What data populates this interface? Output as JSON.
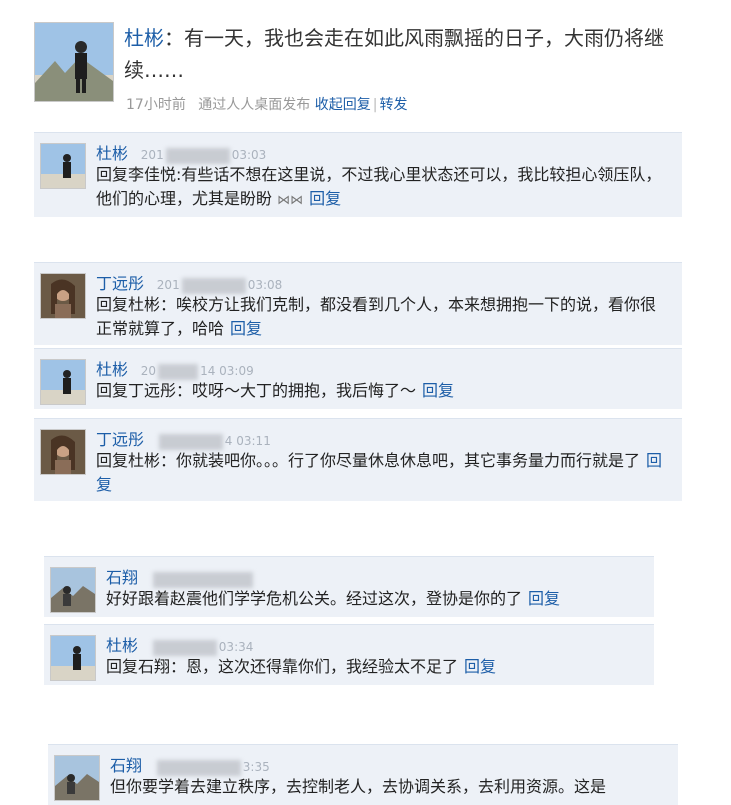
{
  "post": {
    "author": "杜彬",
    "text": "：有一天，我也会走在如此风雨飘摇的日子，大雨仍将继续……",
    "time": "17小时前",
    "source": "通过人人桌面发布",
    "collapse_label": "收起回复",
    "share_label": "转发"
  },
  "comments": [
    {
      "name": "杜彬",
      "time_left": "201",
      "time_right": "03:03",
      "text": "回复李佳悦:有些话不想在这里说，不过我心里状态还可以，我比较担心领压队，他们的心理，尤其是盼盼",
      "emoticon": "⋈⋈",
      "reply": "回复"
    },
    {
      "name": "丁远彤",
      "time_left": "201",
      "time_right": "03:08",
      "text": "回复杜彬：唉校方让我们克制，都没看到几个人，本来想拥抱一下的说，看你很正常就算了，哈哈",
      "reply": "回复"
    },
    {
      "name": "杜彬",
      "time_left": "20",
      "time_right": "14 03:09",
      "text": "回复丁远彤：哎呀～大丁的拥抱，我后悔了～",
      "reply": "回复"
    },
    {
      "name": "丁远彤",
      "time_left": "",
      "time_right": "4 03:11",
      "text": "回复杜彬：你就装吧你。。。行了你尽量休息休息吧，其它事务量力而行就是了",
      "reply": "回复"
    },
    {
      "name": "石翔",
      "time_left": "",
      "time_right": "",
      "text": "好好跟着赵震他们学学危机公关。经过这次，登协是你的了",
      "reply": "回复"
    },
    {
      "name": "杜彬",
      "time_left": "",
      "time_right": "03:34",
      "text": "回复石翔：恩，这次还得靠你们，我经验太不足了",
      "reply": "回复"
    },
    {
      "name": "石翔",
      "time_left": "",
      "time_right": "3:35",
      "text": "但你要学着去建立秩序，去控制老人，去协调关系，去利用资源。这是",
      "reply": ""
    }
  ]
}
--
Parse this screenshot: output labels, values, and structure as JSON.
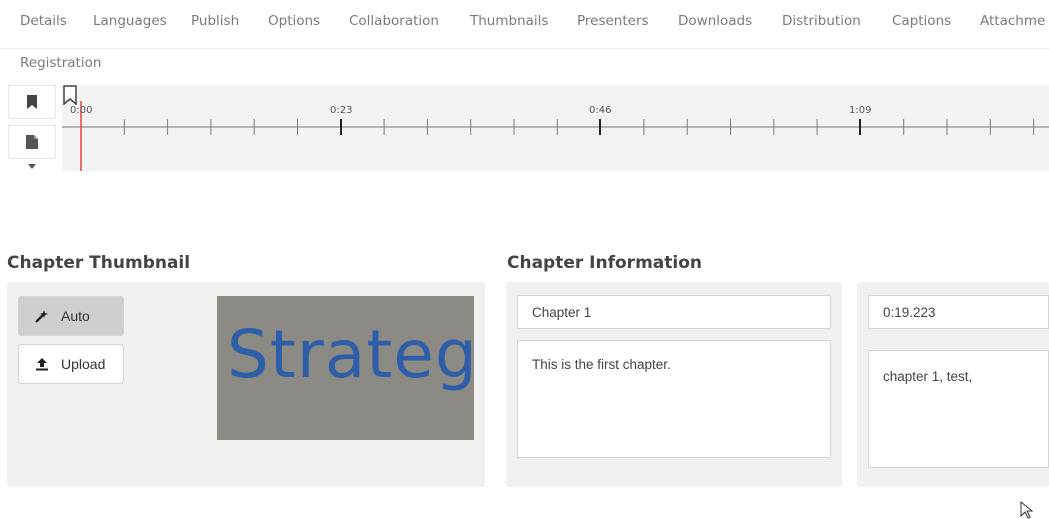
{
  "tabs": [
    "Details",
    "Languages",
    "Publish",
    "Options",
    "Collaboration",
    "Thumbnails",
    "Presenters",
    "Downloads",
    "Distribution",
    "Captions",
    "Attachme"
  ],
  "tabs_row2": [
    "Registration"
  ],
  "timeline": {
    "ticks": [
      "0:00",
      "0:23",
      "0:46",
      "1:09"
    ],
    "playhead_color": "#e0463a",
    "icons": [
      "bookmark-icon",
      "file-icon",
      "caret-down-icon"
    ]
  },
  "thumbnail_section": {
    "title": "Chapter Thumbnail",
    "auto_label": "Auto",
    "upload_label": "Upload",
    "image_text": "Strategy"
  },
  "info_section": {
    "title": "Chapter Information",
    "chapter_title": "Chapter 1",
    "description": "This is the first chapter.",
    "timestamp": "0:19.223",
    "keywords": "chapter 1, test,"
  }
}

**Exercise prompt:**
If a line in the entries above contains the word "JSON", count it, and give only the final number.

**Task solution:**
2